During the pandemic workplace turnover dropped significantly as employees were worried about leaving the safety of the job they had and the fact that transitioning to another company could be inherently risky given we could not be physically present. So how did people find ways to learn and develop during this time? What we saw was a huge interest in personal education and development. There was a ten-fold increase, for example, in people learning new cooking skills, how to garden, and generally developing themselves when such opportunities were less available to them in their workplace.
In business, we have always used tools related to “training and development” as a means to re-engage employees, to enhance current skills, and build new ones. Following the pandemic, and the drive towards “everything AI” (artificial intelligence) and digital, the need to learn and keep up to date with changes and information flow has never been more critical. These seismic shifts in the way the world works have significantly impacted the way we manage people in our organizations requiring the need to retool and rethink not only our digital acumen but our managerial prowess.
Inside our companies, the need to build both the hard and soft skills of our most important resource, people, has taken on increased importance. The ability to do this in both face-to-face and online environments has given organizations, and employees, much more flexibility in determining the best ways to learn. If there is a positive that has come out from the pandemic it is that we have honed new ways of teaching that have become ubiquitous and ”standardised”, allowing for something approaching “just in time” learning.
Formal educational institutions, like universities, have also had to adapt and keep pace with these rapid changes and needs in the workforce in order to meet the needs of businesses and workers. In our MBA program, for example, we have had to rethink and retool what we teach in all the core areas of business. These developments then have a knock-on effect into the areas of specialization that we offer (e.g., marketing, finance, health care management, human resource management, logistics and supply chain management, and general management). As well, we have sought to maintain a balance of hard and soft skill development with a strong component of personalization so that students can gain the continuous education that works for them rather than simply the average person. As well, for our graduates, being able to offer them additional learning opportunities following graduation is becoming a necessity.
The genie is out of the bottle and cannot be put back in! Our work environments will never be the same again.
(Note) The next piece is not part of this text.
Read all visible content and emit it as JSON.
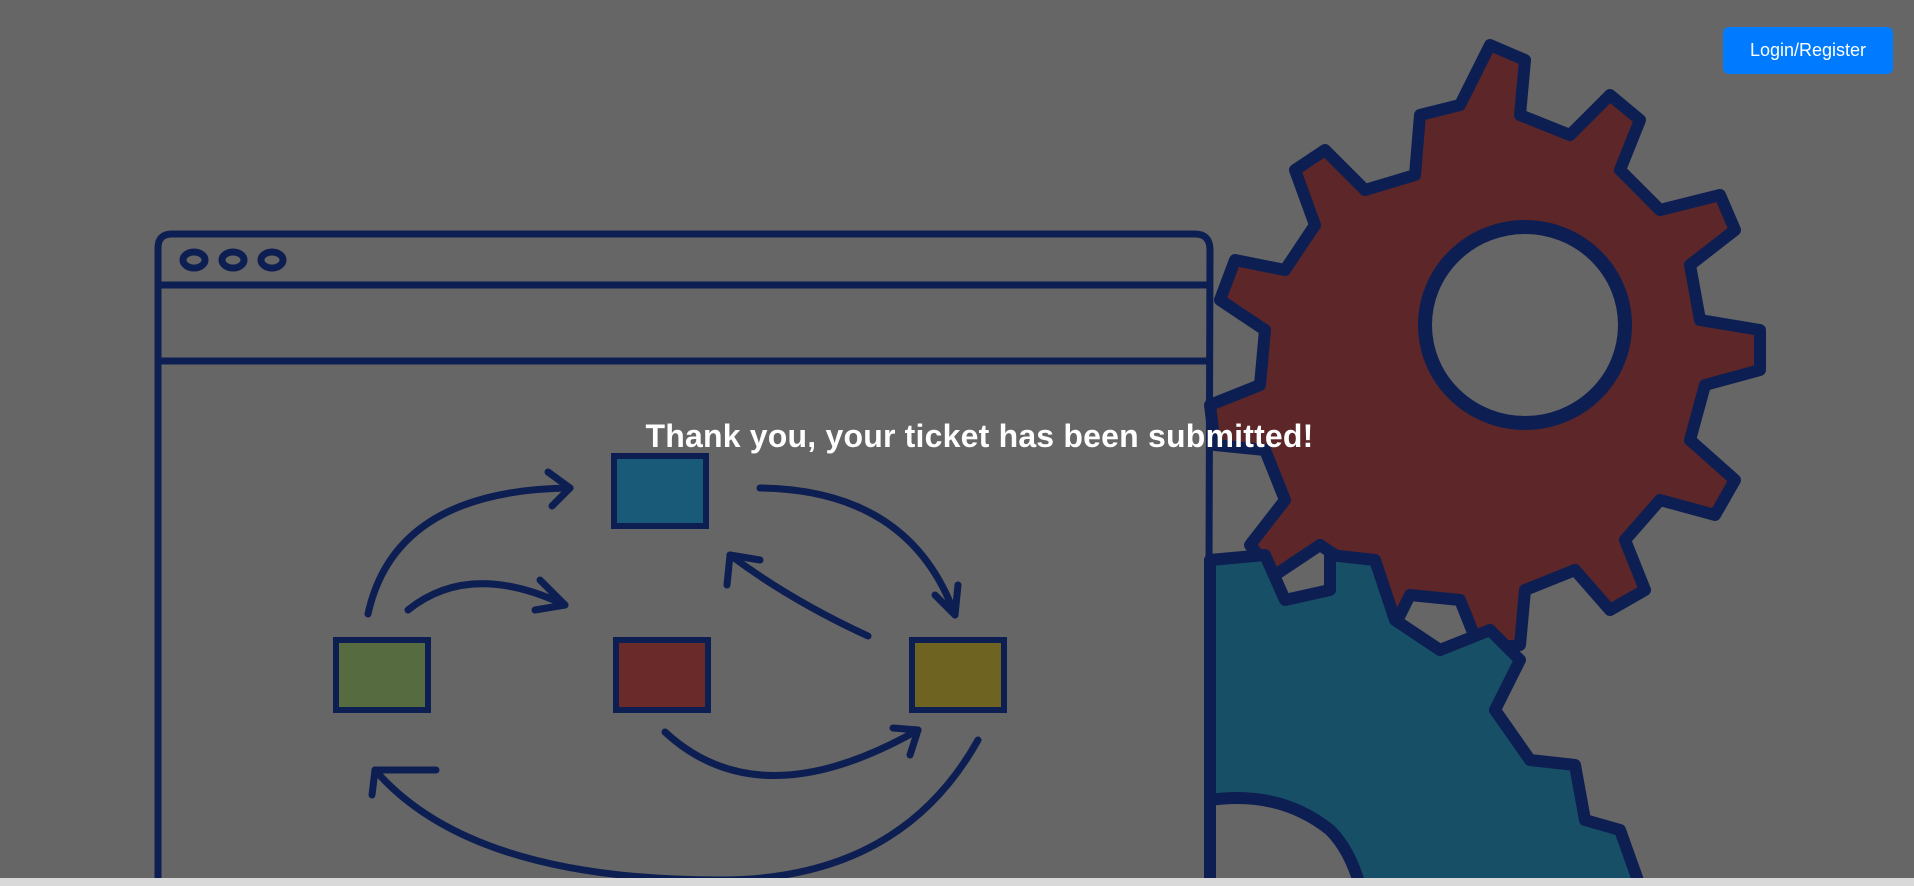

Today’s workforce is seeking continual learning and development and will exit if they are not receiving it. Continuous education is the only way to stay current, and relevant, in business and in our world in general. “If I only knew then what I know now” will become “I need to know now what I should have known ten minutes ago”! Welcome to the new world of continuous education!
About the author
Prof. Leslie Szamosi is a highly sought after speaker in the area of organizational change and the management of change. He is a Professor and the Director of the Pan-European Executive MBA programme at CITY College, University of York Europe Campus and a Founder and Co-Director of the Laboratory for Strategic People Management. He is a member of the Association of MBAs (AMBA) and is regular evaluator and assessor of European Union funded projects.
Prof. Szamosi teaches at the The Pan-European Executive MBA which is a truly international programme leading to two MBA degrees, awarded by the University of York, UK and the University of Strasbourg, France. The Pan-European Executive MBA programme is offered Face-to-Face or Online in Thessaloniki, Bucharest, Yerevan, Sofia, Belgrade, Kyiv, Tbilisi and Baku.
*This is native content supported by City College, University of York Europe Campus.